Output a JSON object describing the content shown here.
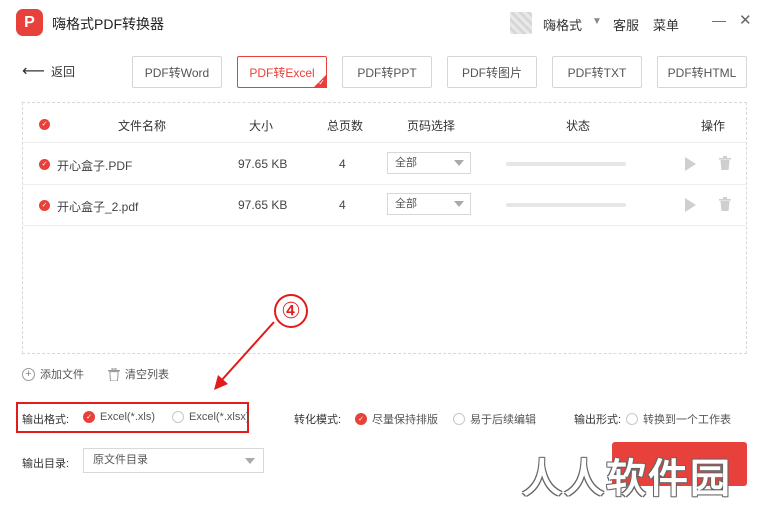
{
  "app": {
    "title": "嗨格式PDF转换器",
    "logo_text": "P",
    "accent": "#e8413b"
  },
  "titlebar": {
    "user_name": "嗨格式",
    "service": "客服",
    "menu": "菜单",
    "minimize": "—",
    "close": "✕"
  },
  "nav": {
    "back_label": "返回"
  },
  "tabs": [
    {
      "label": "PDF转Word",
      "active": false
    },
    {
      "label": "PDF转Excel",
      "active": true
    },
    {
      "label": "PDF转PPT",
      "active": false
    },
    {
      "label": "PDF转图片",
      "active": false
    },
    {
      "label": "PDF转TXT",
      "active": false
    },
    {
      "label": "PDF转HTML",
      "active": false
    }
  ],
  "table": {
    "headers": {
      "name": "文件名称",
      "size": "大小",
      "pages": "总页数",
      "range": "页码选择",
      "status": "状态",
      "action": "操作"
    },
    "rows": [
      {
        "name": "开心盒子.PDF",
        "size": "97.65 KB",
        "pages": "4",
        "range": "全部",
        "progress": 0
      },
      {
        "name": "开心盒子_2.pdf",
        "size": "97.65 KB",
        "pages": "4",
        "range": "全部",
        "progress": 0
      }
    ]
  },
  "actions": {
    "add_file": "添加文件",
    "clear_list": "清空列表"
  },
  "options": {
    "output_format_label": "输出格式:",
    "format_xls": "Excel(*.xls)",
    "format_xlsx": "Excel(*.xlsx)",
    "selected_format": "Excel(*.xls)",
    "mode_label": "转化模式:",
    "mode_keep_layout": "尽量保持排版",
    "mode_easy_edit": "易于后续编辑",
    "selected_mode": "尽量保持排版",
    "form_label": "输出形式:",
    "form_single_sheet": "转换到一个工作表",
    "form_single_sheet_checked": false,
    "dir_label": "输出目录:",
    "dir_value": "原文件目录"
  },
  "annotation": {
    "step_number": "④"
  },
  "watermark": {
    "text": "人人软件园"
  }
}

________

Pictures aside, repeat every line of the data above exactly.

Output a JSON object describing the content shown here.
{
  "app": {
    "title": "嗨格式PDF转换器",
    "logo_text": "P",
    "accent": "#e8413b"
  },
  "titlebar": {
    "user_name": "嗨格式",
    "service": "客服",
    "menu": "菜单",
    "minimize": "—",
    "close": "✕"
  },
  "nav": {
    "back_label": "返回"
  },
  "tabs": [
    {
      "label": "PDF转Word",
      "active": false
    },
    {
      "label": "PDF转Excel",
      "active": true
    },
    {
      "label": "PDF转PPT",
      "active": false
    },
    {
      "label": "PDF转图片",
      "active": false
    },
    {
      "label": "PDF转TXT",
      "active": false
    },
    {
      "label": "PDF转HTML",
      "active": false
    }
  ],
  "table": {
    "headers": {
      "name": "文件名称",
      "size": "大小",
      "pages": "总页数",
      "range": "页码选择",
      "status": "状态",
      "action": "操作"
    },
    "rows": [
      {
        "name": "开心盒子.PDF",
        "size": "97.65 KB",
        "pages": "4",
        "range": "全部",
        "progress": 0
      },
      {
        "name": "开心盒子_2.pdf",
        "size": "97.65 KB",
        "pages": "4",
        "range": "全部",
        "progress": 0
      }
    ]
  },
  "actions": {
    "add_file": "添加文件",
    "clear_list": "清空列表"
  },
  "options": {
    "output_format_label": "输出格式:",
    "format_xls": "Excel(*.xls)",
    "format_xlsx": "Excel(*.xlsx)",
    "selected_format": "Excel(*.xls)",
    "mode_label": "转化模式:",
    "mode_keep_layout": "尽量保持排版",
    "mode_easy_edit": "易于后续编辑",
    "selected_mode": "尽量保持排版",
    "form_label": "输出形式:",
    "form_single_sheet": "转换到一个工作表",
    "form_single_sheet_checked": false,
    "dir_label": "输出目录:",
    "dir_value": "原文件目录"
  },
  "annotation": {
    "step_number": "④"
  },
  "watermark": {
    "text": "人人软件园"
  }
}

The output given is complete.